= ABOUT THIS EXERCISE =
Copy out all the data, word for word.
== PROVIDED RECORDS ==
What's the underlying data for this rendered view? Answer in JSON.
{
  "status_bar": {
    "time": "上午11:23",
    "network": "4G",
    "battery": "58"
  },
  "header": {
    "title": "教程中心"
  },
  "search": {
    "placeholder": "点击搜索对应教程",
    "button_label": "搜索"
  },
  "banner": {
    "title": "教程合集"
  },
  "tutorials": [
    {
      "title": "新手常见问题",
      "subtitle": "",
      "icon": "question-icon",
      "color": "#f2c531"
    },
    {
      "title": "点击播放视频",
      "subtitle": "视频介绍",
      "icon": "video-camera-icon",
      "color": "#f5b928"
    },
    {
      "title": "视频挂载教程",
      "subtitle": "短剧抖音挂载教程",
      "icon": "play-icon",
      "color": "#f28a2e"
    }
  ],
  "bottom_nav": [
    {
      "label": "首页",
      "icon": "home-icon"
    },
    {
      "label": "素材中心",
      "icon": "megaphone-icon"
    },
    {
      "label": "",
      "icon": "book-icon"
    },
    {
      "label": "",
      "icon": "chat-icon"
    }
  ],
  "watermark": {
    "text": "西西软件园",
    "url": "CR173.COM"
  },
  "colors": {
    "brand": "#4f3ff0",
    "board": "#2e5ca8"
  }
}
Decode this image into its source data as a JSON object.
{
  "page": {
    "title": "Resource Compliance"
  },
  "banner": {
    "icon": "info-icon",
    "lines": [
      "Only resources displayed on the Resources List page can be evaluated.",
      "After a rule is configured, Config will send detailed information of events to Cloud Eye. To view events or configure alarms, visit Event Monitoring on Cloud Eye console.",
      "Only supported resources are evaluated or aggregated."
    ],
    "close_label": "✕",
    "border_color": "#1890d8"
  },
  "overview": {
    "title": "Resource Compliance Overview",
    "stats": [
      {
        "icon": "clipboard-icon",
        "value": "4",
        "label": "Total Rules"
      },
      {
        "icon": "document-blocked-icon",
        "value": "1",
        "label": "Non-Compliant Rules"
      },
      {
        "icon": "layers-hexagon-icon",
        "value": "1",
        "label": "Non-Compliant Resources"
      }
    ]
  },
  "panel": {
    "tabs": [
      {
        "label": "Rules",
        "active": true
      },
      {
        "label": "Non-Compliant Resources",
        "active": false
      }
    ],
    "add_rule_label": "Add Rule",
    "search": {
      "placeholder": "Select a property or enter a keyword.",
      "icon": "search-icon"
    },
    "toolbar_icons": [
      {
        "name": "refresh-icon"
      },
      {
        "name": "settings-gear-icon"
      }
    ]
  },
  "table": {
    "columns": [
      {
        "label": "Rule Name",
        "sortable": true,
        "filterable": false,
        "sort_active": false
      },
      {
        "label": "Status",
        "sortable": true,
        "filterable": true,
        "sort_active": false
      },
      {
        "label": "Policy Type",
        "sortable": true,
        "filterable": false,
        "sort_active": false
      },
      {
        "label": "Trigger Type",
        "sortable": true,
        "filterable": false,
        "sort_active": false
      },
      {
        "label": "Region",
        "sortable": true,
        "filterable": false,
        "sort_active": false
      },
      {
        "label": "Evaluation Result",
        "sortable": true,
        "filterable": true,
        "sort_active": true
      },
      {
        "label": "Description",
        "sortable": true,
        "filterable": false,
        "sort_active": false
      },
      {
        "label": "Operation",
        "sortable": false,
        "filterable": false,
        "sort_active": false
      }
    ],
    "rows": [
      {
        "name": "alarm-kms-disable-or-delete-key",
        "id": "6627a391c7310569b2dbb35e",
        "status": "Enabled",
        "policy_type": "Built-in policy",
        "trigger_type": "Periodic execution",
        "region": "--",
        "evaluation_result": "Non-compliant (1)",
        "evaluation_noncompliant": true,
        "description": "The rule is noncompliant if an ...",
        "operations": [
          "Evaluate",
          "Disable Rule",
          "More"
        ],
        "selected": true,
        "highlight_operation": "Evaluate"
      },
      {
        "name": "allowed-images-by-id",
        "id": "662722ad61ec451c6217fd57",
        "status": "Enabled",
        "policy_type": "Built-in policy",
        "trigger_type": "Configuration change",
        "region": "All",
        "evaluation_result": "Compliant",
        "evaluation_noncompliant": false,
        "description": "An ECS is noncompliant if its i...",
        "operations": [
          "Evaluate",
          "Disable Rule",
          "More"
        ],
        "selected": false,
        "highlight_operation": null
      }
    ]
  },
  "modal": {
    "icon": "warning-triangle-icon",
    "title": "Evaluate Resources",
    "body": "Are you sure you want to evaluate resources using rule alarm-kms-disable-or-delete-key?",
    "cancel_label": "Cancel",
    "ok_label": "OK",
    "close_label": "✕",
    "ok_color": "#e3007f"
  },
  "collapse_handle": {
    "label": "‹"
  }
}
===
= SOLUTION =
What's the underlying data for this rendered view? Answer in JSON.
{
  "status_bar": {
    "time": "上午11:23",
    "network": "4G",
    "battery": "58"
  },
  "header": {
    "title": "教程中心"
  },
  "search": {
    "placeholder": "点击搜索对应教程",
    "button_label": "搜索"
  },
  "banner": {
    "title": "教程合集"
  },
  "tutorials": [
    {
      "title": "新手常见问题",
      "subtitle": "",
      "icon": "question-icon",
      "color": "#f2c531"
    },
    {
      "title": "点击播放视频",
      "subtitle": "视频介绍",
      "icon": "video-camera-icon",
      "color": "#f5b928"
    },
    {
      "title": "视频挂载教程",
      "subtitle": "短剧抖音挂载教程",
      "icon": "play-icon",
      "color": "#f28a2e"
    }
  ],
  "bottom_nav": [
    {
      "label": "首页",
      "icon": "home-icon"
    },
    {
      "label": "素材中心",
      "icon": "megaphone-icon"
    },
    {
      "label": "",
      "icon": "book-icon"
    },
    {
      "label": "",
      "icon": "chat-icon"
    }
  ],
  "watermark": {
    "text": "西西软件园",
    "url": "CR173.COM"
  },
  "colors": {
    "brand": "#4f3ff0",
    "board": "#2e5ca8"
  }
}
Decode this image into its source data as a JSON object.
{
  "page": {
    "title": "Resource Compliance"
  },
  "banner": {
    "icon": "info-icon",
    "lines": [
      "Only resources displayed on the Resources List page can be evaluated.",
      "After a rule is configured, Config will send detailed information of events to Cloud Eye. To view events or configure alarms, visit Event Monitoring on Cloud Eye console.",
      "Only supported resources are evaluated or aggregated."
    ],
    "close_label": "✕",
    "border_color": "#1890d8"
  },
  "overview": {
    "title": "Resource Compliance Overview",
    "stats": [
      {
        "icon": "clipboard-icon",
        "value": "4",
        "label": "Total Rules"
      },
      {
        "icon": "document-blocked-icon",
        "value": "1",
        "label": "Non-Compliant Rules"
      },
      {
        "icon": "layers-hexagon-icon",
        "value": "1",
        "label": "Non-Compliant Resources"
      }
    ]
  },
  "panel": {
    "tabs": [
      {
        "label": "Rules",
        "active": true
      },
      {
        "label": "Non-Compliant Resources",
        "active": false
      }
    ],
    "add_rule_label": "Add Rule",
    "search": {
      "placeholder": "Select a property or enter a keyword.",
      "icon": "search-icon"
    },
    "toolbar_icons": [
      {
        "name": "refresh-icon"
      },
      {
        "name": "settings-gear-icon"
      }
    ]
  },
  "table": {
    "columns": [
      {
        "label": "Rule Name",
        "sortable": true,
        "filterable": false,
        "sort_active": false
      },
      {
        "label": "Status",
        "sortable": true,
        "filterable": true,
        "sort_active": false
      },
      {
        "label": "Policy Type",
        "sortable": true,
        "filterable": false,
        "sort_active": false
      },
      {
        "label": "Trigger Type",
        "sortable": true,
        "filterable": false,
        "sort_active": false
      },
      {
        "label": "Region",
        "sortable": true,
        "filterable": false,
        "sort_active": false
      },
      {
        "label": "Evaluation Result",
        "sortable": true,
        "filterable": true,
        "sort_active": true
      },
      {
        "label": "Description",
        "sortable": true,
        "filterable": false,
        "sort_active": false
      },
      {
        "label": "Operation",
        "sortable": false,
        "filterable": false,
        "sort_active": false
      }
    ],
    "rows": [
      {
        "name": "alarm-kms-disable-or-delete-key",
        "id": "6627a391c7310569b2dbb35e",
        "status": "Enabled",
        "policy_type": "Built-in policy",
        "trigger_type": "Periodic execution",
        "region": "--",
        "evaluation_result": "Non-compliant (1)",
        "evaluation_noncompliant": true,
        "description": "The rule is noncompliant if an ...",
        "operations": [
          "Evaluate",
          "Disable Rule",
          "More"
        ],
        "selected": true,
        "highlight_operation": "Evaluate"
      },
      {
        "name": "allowed-images-by-id",
        "id": "662722ad61ec451c6217fd57",
        "status": "Enabled",
        "policy_type": "Built-in policy",
        "trigger_type": "Configuration change",
        "region": "All",
        "evaluation_result": "Compliant",
        "evaluation_noncompliant": false,
        "description": "An ECS is noncompliant if its i...",
        "operations": [
          "Evaluate",
          "Disable Rule",
          "More"
        ],
        "selected": false,
        "highlight_operation": null
      }
    ]
  },
  "modal": {
    "icon": "warning-triangle-icon",
    "title": "Evaluate Resources",
    "body": "Are you sure you want to evaluate resources using rule alarm-kms-disable-or-delete-key?",
    "cancel_label": "Cancel",
    "ok_label": "OK",
    "close_label": "✕",
    "ok_color": "#e3007f"
  },
  "collapse_handle": {
    "label": "‹"
  }
}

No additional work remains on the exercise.